───── Material provided

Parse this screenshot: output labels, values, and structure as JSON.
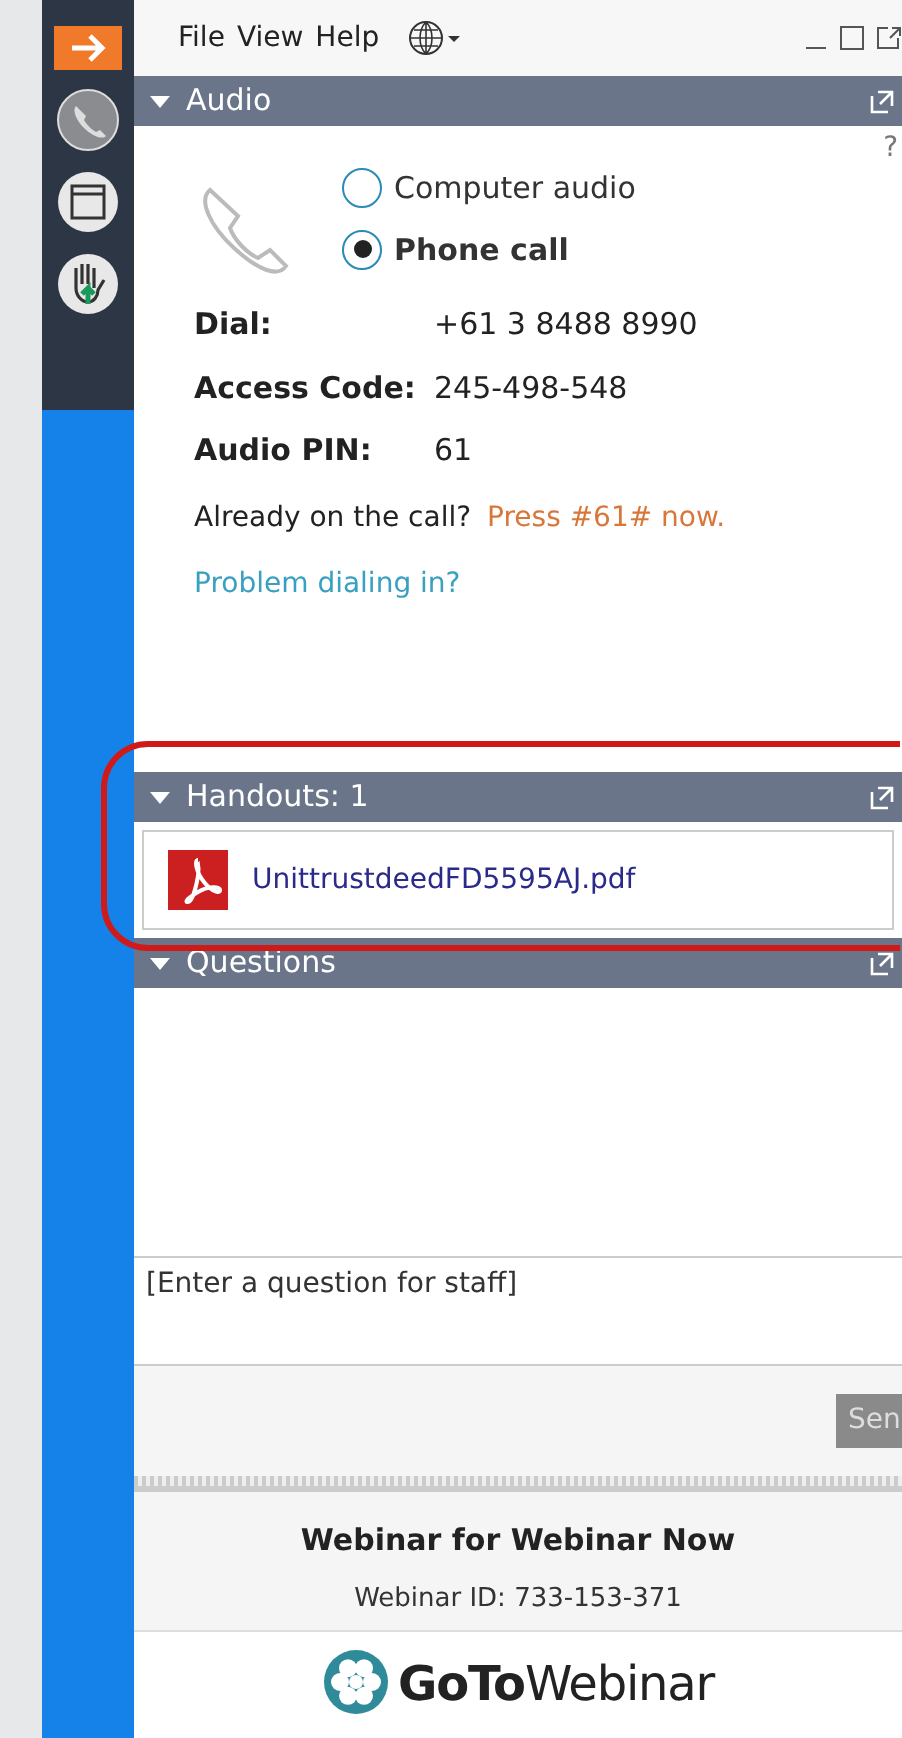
{
  "menu": [
    "File",
    "View",
    "Help"
  ],
  "audio": {
    "title": "Audio",
    "expanded": true,
    "help": "?",
    "options": [
      {
        "label": "Computer audio",
        "selected": false
      },
      {
        "label": "Phone call",
        "selected": true
      }
    ],
    "details": [
      {
        "label": "Dial:",
        "value": "+61 3 8488 8990"
      },
      {
        "label": "Access Code:",
        "value": "245-498-548"
      },
      {
        "label": "Audio PIN:",
        "value": "61"
      }
    ],
    "already": "Already on the call?",
    "press": "Press #61# now.",
    "problem": "Problem dialing in?"
  },
  "handouts": {
    "title": "Handouts: 1",
    "expanded": true,
    "files": [
      "UnittrustdeedFD5595AJ.pdf"
    ]
  },
  "questions": {
    "title": "Questions",
    "expanded": true,
    "placeholder": "[Enter a question for staff]",
    "send": "Sen"
  },
  "webinar": {
    "title": "Webinar for Webinar Now",
    "id": "Webinar ID: 733-153-371",
    "logo": "**GoTo**Webinar"
  }
}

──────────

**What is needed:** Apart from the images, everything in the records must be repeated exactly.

**Expected answer:**
Parse this screenshot: output labels, values, and structure as JSON.
{
  "menu": [
    "File",
    "View",
    "Help"
  ],
  "audio": {
    "title": "Audio",
    "expanded": true,
    "help": "?",
    "options": [
      {
        "label": "Computer audio",
        "selected": false
      },
      {
        "label": "Phone call",
        "selected": true
      }
    ],
    "details": [
      {
        "label": "Dial:",
        "value": "+61 3 8488 8990"
      },
      {
        "label": "Access Code:",
        "value": "245-498-548"
      },
      {
        "label": "Audio PIN:",
        "value": "61"
      }
    ],
    "already": "Already on the call?",
    "press": "Press #61# now.",
    "problem": "Problem dialing in?"
  },
  "handouts": {
    "title": "Handouts: 1",
    "expanded": true,
    "files": [
      "UnittrustdeedFD5595AJ.pdf"
    ]
  },
  "questions": {
    "title": "Questions",
    "expanded": true,
    "placeholder": "[Enter a question for staff]",
    "send": "Sen"
  },
  "webinar": {
    "title": "Webinar for Webinar Now",
    "id": "Webinar ID: 733-153-371",
    "logo": "**GoTo**Webinar"
  }
}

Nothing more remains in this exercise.